Sometimes, you don't care about the return value from a particular operation. The simplest example is if you want to check that creating a new instance of a specific type will throw an exception if supplied with wrong parameter values:

[ExpectedException(typeof(ArgumentNullException))]
[TestMethod]
public void CreateWithNullTextWillThrow()
{
    // Fixture setup
    int anonymousNumber = 8;
    string nullText = null;
    // Exercise system
    new Plop(anonymousNumber, nullText);
    // Verify outcome (expected exception)
    // Teardown
}

In this example, even though the new operation is supposed to return a value, we don't care about it, since we only want to test that the correct exception type is being thrown.

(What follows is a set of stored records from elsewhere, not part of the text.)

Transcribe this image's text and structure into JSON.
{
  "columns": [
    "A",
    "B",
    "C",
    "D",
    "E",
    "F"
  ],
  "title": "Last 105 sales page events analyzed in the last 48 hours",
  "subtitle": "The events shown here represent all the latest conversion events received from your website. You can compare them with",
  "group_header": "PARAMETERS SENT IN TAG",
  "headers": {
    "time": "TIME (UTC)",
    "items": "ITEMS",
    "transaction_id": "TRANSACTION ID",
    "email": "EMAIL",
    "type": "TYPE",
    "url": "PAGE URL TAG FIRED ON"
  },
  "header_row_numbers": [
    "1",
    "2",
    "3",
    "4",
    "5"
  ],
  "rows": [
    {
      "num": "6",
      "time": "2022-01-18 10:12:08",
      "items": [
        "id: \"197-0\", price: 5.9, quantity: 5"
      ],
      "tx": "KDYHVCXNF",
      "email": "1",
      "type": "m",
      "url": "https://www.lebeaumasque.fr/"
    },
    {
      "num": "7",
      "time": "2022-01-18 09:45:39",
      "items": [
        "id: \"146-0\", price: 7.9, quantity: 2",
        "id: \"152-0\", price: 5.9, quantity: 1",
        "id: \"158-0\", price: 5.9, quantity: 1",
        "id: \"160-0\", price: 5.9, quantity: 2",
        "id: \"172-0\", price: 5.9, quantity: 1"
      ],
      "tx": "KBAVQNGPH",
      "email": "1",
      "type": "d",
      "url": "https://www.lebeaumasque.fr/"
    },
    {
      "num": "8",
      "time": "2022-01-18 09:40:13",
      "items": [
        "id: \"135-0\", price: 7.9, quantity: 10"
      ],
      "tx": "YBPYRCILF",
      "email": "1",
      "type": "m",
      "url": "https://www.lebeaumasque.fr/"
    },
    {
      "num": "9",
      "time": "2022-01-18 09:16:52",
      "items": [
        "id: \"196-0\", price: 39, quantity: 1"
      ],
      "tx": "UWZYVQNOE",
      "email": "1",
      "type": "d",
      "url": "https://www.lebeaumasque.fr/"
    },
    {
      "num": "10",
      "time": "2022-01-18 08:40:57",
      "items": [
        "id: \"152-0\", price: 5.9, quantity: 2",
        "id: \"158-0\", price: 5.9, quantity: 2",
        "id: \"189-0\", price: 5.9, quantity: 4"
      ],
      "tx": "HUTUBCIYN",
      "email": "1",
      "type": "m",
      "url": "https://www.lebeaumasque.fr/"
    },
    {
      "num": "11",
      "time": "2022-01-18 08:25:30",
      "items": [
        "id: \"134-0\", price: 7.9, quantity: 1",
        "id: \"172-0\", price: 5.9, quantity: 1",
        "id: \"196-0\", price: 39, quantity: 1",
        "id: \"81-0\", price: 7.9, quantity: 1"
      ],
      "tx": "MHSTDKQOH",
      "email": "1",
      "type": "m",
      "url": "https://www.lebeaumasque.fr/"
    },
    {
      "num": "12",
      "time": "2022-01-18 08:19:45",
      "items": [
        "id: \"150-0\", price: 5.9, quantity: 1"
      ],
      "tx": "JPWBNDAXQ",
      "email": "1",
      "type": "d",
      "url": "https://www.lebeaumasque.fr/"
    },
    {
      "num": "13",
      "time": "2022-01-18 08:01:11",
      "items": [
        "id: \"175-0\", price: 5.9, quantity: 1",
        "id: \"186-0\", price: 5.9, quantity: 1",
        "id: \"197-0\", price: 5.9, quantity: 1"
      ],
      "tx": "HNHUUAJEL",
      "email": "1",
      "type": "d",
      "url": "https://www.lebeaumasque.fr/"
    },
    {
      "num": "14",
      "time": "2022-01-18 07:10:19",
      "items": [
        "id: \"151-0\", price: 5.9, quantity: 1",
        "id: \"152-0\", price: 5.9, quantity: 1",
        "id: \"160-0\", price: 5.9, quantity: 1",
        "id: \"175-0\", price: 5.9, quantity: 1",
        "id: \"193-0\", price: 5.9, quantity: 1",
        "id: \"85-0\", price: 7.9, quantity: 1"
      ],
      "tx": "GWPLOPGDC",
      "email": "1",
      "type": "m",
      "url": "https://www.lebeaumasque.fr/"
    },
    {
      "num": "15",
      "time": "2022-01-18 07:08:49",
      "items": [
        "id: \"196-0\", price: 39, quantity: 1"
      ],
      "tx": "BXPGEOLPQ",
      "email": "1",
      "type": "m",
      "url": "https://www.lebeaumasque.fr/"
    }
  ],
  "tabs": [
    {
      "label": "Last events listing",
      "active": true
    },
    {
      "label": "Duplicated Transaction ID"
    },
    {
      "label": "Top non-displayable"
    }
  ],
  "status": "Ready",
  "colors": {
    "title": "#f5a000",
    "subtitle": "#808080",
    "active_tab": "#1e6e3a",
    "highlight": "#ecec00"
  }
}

To save myself from having to stop and think about a variable name (even though in this case, I'd just have used sut), I prefer to not declare and assign the variable at all.

In general, I believe that APIs should follow the principle of Command-Query Separation, but sometimes it makes sense to break this rule. When you have an operation that both return a value and have side-effects, testing the side-effect via state-based testing doesn't require the return value.

Imaging that you have a method with this signature:

public object CommandQuery(int number)

Testing the side-effect may look like this:

[TestMethod]
public void CommandQueryWillUpdateNumberProperty()
{
    // Fixture setup
    int expectedNumber = 89;
    int anonymousNumber = 11;
    string anonymousText = "Anonymous text";
    Plop sut = new Plop(anonymousNumber, anonymousText);
    // Exercise system
    sut.CommandQuery(expectedNumber);
    // Verify outcome
    Assert.AreEqual<int>(expectedNumber, sut.Number, "CommandQuery");
    // Teardown
}

Notice that I've ignored the return value of the CommandQuery method.

Save yourself the time and effort it takes to declare and assign variables if you don't use them anyway.